## The problem
Across the listing below, work out how many lines include the word "this". Give the number alone.

## Data under study

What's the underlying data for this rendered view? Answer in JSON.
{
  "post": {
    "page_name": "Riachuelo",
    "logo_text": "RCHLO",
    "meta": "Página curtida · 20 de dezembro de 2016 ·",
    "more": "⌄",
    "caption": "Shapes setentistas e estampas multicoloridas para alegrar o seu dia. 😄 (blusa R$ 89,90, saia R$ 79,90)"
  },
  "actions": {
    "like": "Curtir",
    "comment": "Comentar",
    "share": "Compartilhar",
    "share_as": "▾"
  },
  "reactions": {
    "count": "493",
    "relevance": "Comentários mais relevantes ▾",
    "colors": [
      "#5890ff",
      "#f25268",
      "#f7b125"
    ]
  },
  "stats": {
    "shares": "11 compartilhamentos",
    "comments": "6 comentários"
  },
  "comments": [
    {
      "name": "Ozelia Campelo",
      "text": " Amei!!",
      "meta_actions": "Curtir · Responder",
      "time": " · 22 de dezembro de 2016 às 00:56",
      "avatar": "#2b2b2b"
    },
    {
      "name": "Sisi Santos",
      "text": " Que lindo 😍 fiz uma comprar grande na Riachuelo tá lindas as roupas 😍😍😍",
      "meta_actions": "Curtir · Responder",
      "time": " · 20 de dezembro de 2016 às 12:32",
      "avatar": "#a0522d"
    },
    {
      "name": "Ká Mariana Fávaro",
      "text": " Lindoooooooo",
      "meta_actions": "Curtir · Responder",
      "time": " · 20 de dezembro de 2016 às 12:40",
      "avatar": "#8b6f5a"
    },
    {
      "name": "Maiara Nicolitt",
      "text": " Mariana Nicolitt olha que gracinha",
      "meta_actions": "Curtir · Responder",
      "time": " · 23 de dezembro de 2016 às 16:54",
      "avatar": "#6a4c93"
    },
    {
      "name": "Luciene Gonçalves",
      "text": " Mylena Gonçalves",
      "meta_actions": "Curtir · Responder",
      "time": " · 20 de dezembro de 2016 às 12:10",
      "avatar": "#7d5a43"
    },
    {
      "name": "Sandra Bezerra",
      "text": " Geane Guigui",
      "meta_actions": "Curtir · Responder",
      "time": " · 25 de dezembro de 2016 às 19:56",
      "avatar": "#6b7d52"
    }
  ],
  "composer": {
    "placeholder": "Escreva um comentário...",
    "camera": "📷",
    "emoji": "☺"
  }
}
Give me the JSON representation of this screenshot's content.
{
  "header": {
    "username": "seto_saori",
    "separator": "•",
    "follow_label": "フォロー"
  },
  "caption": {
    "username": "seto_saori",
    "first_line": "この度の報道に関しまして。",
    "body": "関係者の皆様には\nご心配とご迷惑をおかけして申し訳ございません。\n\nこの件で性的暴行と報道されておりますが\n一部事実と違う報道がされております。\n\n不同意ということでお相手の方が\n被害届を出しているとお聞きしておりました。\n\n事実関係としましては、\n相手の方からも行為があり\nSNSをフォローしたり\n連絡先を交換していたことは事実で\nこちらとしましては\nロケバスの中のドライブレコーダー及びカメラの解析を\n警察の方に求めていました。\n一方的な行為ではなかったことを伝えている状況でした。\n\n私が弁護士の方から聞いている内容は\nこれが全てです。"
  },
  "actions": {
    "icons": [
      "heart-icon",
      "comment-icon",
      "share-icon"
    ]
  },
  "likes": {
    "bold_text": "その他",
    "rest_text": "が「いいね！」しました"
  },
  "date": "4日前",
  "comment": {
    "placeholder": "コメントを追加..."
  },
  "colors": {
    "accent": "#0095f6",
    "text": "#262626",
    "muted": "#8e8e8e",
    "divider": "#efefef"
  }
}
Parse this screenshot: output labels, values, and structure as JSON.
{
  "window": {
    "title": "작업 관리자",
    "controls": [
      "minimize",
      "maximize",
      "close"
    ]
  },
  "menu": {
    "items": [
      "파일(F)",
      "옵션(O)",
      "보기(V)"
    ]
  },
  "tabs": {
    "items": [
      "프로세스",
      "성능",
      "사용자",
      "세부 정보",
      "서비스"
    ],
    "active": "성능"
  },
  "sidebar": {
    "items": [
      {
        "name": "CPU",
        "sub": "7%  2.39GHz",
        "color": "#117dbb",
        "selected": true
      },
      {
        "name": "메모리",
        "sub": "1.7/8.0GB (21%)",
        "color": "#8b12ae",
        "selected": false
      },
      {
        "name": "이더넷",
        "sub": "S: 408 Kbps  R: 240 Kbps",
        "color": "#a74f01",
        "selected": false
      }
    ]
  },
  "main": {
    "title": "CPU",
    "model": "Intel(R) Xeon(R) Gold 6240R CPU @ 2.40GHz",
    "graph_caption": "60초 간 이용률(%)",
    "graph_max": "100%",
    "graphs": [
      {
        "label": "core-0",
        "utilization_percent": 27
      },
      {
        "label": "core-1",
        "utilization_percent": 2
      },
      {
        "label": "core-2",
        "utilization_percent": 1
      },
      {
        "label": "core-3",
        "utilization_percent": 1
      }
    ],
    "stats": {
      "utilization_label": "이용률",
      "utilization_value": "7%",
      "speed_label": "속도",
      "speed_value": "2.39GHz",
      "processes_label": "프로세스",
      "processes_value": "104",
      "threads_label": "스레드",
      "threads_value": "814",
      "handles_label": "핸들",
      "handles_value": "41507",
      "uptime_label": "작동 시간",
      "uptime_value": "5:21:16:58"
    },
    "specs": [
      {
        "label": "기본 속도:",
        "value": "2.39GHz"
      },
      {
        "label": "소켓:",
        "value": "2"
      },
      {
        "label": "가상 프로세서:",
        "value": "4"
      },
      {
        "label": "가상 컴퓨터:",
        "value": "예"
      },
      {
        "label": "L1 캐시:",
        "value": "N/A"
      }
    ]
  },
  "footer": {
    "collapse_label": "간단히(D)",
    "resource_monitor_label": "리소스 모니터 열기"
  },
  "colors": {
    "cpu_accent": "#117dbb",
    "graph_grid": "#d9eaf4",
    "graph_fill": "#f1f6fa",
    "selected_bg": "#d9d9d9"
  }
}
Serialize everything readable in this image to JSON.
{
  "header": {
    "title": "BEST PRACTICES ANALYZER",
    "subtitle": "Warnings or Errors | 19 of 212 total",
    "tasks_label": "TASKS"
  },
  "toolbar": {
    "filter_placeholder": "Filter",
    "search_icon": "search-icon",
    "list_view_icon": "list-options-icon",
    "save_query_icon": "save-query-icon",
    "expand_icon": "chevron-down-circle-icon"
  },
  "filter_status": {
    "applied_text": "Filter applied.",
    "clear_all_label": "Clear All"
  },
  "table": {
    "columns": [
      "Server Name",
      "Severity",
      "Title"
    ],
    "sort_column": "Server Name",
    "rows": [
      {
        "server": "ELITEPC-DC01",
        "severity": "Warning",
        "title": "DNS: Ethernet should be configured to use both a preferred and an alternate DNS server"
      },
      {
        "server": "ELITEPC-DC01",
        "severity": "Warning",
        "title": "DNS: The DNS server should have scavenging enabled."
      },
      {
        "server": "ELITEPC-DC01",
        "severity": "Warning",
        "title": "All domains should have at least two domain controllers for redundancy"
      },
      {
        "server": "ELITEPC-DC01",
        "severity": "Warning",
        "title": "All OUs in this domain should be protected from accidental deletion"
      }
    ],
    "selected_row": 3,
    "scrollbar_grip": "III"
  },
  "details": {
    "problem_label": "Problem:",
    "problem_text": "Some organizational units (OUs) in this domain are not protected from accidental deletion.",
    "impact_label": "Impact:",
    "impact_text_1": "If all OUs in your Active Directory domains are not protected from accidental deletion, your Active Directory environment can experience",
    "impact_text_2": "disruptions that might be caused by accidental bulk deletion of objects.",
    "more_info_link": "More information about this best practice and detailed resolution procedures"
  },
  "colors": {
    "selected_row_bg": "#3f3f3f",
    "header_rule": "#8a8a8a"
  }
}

## Result
7